## Linear Algebra and Its Applications, exercise 1.4.16

Exercise 1.4.16. For the following matrices $E = \begin{bmatrix} 1&0&0 \\ -2&1&0 \\ 0&0&1 \end{bmatrix} \quad F = \begin{bmatrix} 1&0&0 \\ 0&1&0 \\ 1&0&1 \end{bmatrix} \quad G = \begin{bmatrix} 1&0&0 \\ 0&1&0 \\ 0&1&1 \end{bmatrix}$

verify that (EF)G = E(FG). $EF = \begin{bmatrix} 1&0&0 \\ -2&1&0 \\ 0&0&1 \end{bmatrix} \begin{bmatrix} 1&0&0 \\ 0&1&0 \\ 1&0&1 \end{bmatrix} = \begin{bmatrix} 1&0&0 \\ -2&1&0 \\ 1&0&1 \end{bmatrix}$
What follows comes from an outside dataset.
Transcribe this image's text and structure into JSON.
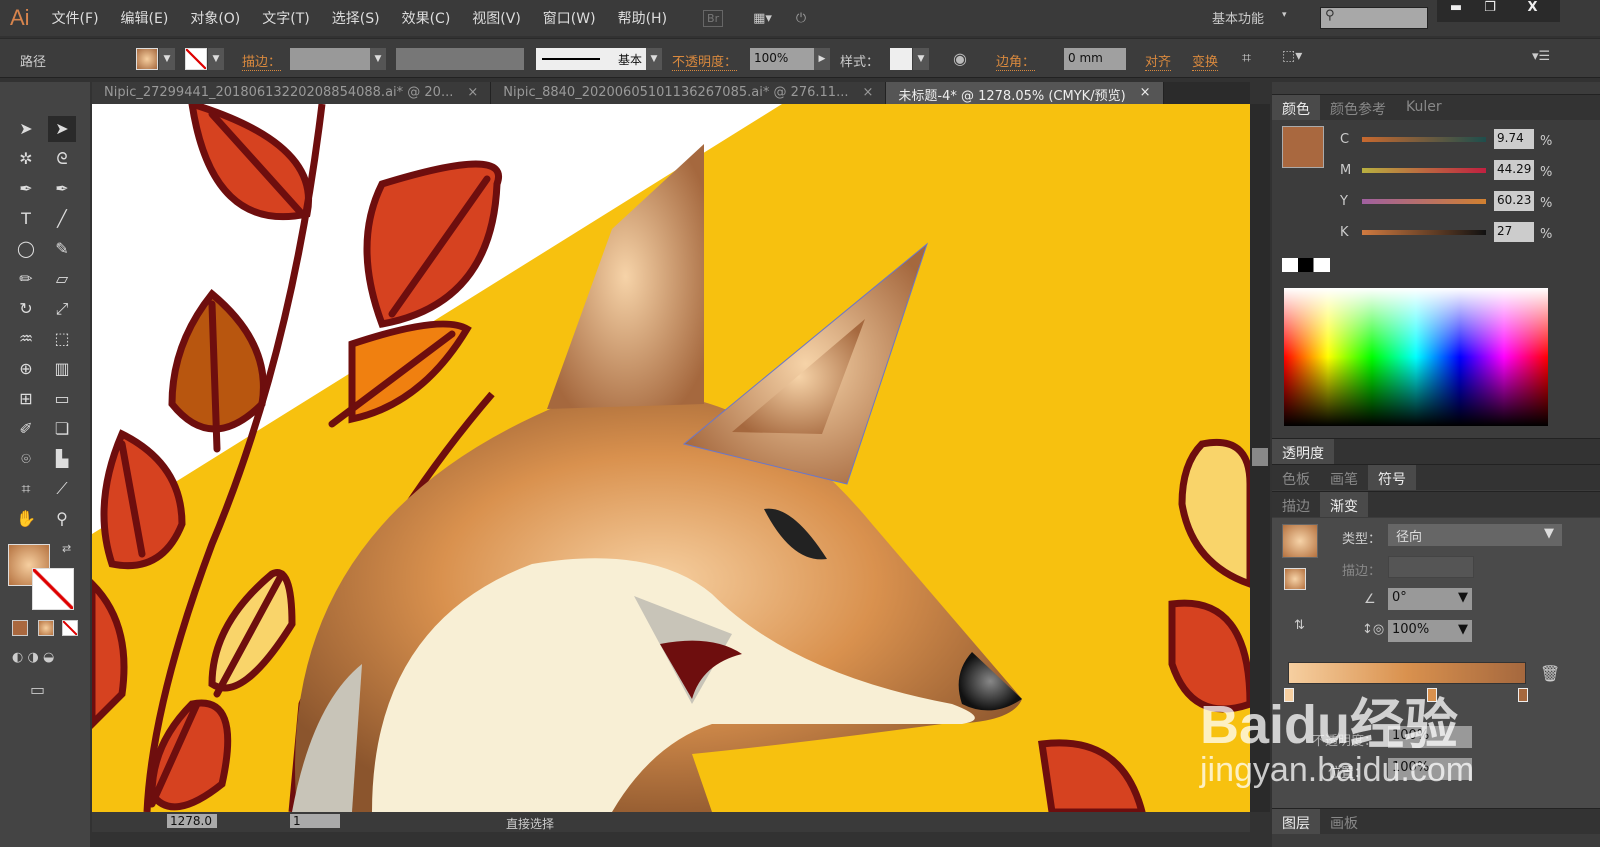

and $(EF)G = \begin{bmatrix} 1&0&0 \\ -2&1&0 \\ 1&0&1 \end{bmatrix} \begin{bmatrix} 1&0&0 \\ 0&1&0 \\ 0&1&1 \end{bmatrix} = \begin{bmatrix} 1&0&0 \\ -2&1&0 \\ 1&1&1 \end{bmatrix}$

We also have $FG = \begin{bmatrix} 1&0&0 \\ 0&1&0 \\ 1&0&1 \end{bmatrix} \begin{bmatrix} 1&0&0 \\ 0&1&0 \\ 0&1&1 \end{bmatrix} = \begin{bmatrix} 1&0&0 \\ 0&1&0 \\ 1&1&1 \end{bmatrix}$
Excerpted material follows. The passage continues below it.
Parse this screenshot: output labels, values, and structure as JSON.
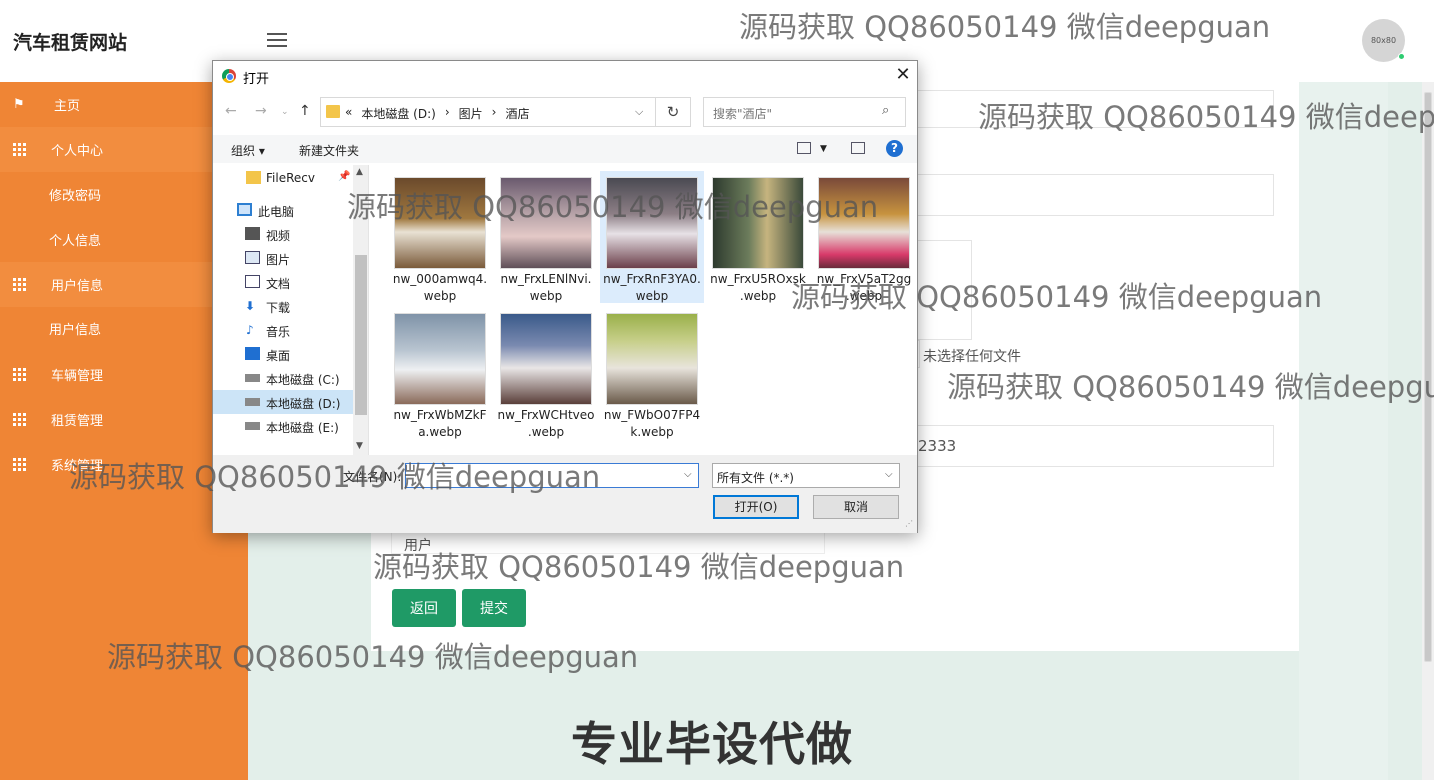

and $E(FG) = \begin{bmatrix} 1&0&0 \\ -2&1&0 \\ 0&0&1 \end{bmatrix} \begin{bmatrix} 1&0&0 \\ 0&1&0 \\ 1&1&1 \end{bmatrix} = \begin{bmatrix} 1&0&0 \\ -2&1&0 \\ 1&1&1 \end{bmatrix} = (EF)G$

NOTE: This continues a series of posts containing worked out exercises from the (out of print) book Linear Algebra and Its Applications, Third Edition by Gilbert Strang.
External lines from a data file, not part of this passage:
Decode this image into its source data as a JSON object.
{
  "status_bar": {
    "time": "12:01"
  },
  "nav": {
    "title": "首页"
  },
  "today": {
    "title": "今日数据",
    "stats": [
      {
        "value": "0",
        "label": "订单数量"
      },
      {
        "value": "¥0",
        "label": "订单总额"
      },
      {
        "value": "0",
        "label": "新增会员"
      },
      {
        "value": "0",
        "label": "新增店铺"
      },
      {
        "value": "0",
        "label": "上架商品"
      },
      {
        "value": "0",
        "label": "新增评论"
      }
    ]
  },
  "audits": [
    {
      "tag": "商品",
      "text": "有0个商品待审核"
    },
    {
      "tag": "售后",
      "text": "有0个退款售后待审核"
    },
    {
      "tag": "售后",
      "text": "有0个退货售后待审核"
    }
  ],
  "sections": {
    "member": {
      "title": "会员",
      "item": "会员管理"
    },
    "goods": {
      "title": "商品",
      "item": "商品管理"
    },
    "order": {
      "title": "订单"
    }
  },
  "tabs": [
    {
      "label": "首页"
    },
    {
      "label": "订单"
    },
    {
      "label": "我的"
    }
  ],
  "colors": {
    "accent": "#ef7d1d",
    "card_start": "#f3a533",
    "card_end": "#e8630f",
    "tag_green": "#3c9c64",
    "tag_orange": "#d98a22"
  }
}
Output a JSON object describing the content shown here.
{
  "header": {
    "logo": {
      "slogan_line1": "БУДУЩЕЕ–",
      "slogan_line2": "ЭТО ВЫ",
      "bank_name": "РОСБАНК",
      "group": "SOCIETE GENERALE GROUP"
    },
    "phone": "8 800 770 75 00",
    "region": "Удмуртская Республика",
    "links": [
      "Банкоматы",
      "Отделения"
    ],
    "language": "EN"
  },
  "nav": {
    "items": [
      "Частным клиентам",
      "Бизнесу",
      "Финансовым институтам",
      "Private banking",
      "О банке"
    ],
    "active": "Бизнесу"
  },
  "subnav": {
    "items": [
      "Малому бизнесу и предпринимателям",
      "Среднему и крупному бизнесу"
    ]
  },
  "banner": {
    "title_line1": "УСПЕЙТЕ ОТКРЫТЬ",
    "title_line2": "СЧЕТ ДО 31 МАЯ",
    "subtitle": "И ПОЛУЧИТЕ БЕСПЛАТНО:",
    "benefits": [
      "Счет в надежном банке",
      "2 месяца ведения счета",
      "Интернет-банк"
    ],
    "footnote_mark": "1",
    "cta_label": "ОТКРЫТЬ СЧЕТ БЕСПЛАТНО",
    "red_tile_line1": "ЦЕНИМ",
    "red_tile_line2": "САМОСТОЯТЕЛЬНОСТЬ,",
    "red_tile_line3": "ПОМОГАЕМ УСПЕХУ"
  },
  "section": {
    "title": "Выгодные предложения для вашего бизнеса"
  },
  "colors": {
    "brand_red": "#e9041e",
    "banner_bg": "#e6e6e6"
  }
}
If you find these posts useful I encourage you to also check out the more current Linear Algebra and Its Applications, Fourth Edition , Dr Strang’s introductory textbook Introduction to Linear Algebra, Fourth Edition and the accompanying free online course, and Dr Strang’s other books .

This entry was posted in linear algebra. Bookmark the permalink.